I retreat—and wait. Surely, when our teacher returns, she’ll invoke the wrath of the entire order of the Sister Servants of Mary Immaculate, punish Roman for his lewd behavior, and give me a rag and disinfectant to wipe it down.
Sister Junia, Roman sat on my chair and moved all over it.
He’s not there now, so you can take your place.
But he moved around for a really long time!
Please, just sit down.
Nuns: clueless about sex.
I offer to clean the blackboard. Pushing the felt eraser slowly across the dark green slate, I worry about what will happen next. How long do spermatozoa survive outside the body? Are they active in the daytime, or solely nocturnal? Will a stray male gamete turn me into an unwed mother?
Abruptly, Sister Junia pulls me away; with a gentle shove, she directs me toward my desk. I give my chair a rubdown with some Kleenex pocket tissues, layer several over the molded seat, and perch on its very edge.

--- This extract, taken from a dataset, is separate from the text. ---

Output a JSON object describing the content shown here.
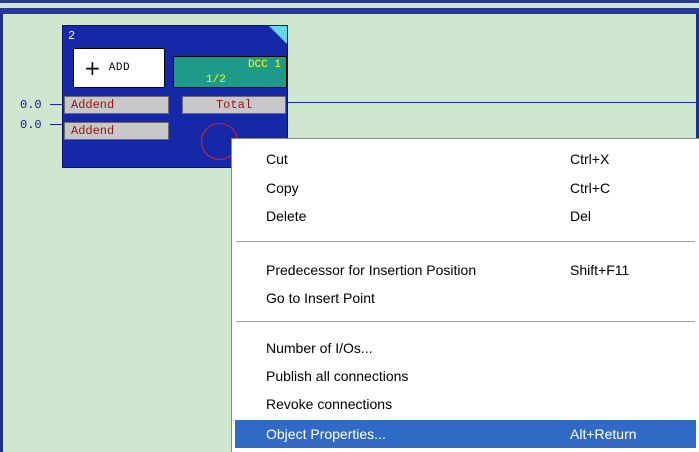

At home, I study the menstruation brochure again but, apart from oblique mentions of a “birth canal,” it reveals nothing about pregnancy or its prevention, nor the mechanism by which sperm reach their goal; only caricature-like depictions that fade into an unlabeled blank space where the black dot—a tiny, round speck, neither an egg nor a baby—simply drops off the page.
About the Author:
Genia Blum is a Swiss Ukrainian Canadian dancer, writer and translator. She has received a Best of the Net and several Pushcart Prize nominations, and her essay “Slaves of Dance,” based on excerpts from her memoir in progress, Escape Artists, was named a “Notable” in The Best American Essays 2019. Her work has appeared or is forthcoming in Assay: Journal of Nonfiction Studies, Asymptote Journal, Atticus Review, Bending Genres, Berfrois, (b)OINK zine, Creative Nonfiction Magazine (Tiny Truths), Essay Daily, Monkeybicycle, Queen Mob’s Teahouse, Solstice Literary Magazine, Sonora Review, The /tƐmz/ Review, Under the Sun, and Vestal Review; and she writes a regular series for Queen Mob’s Teahouse titled Let Me Clarify: Unsolicited Advice by Genia Blum. When not working on her memoir, she tweaks fonts and photos on her website www.geniablum.com and haunts Twitter and Instagram as @geniablum.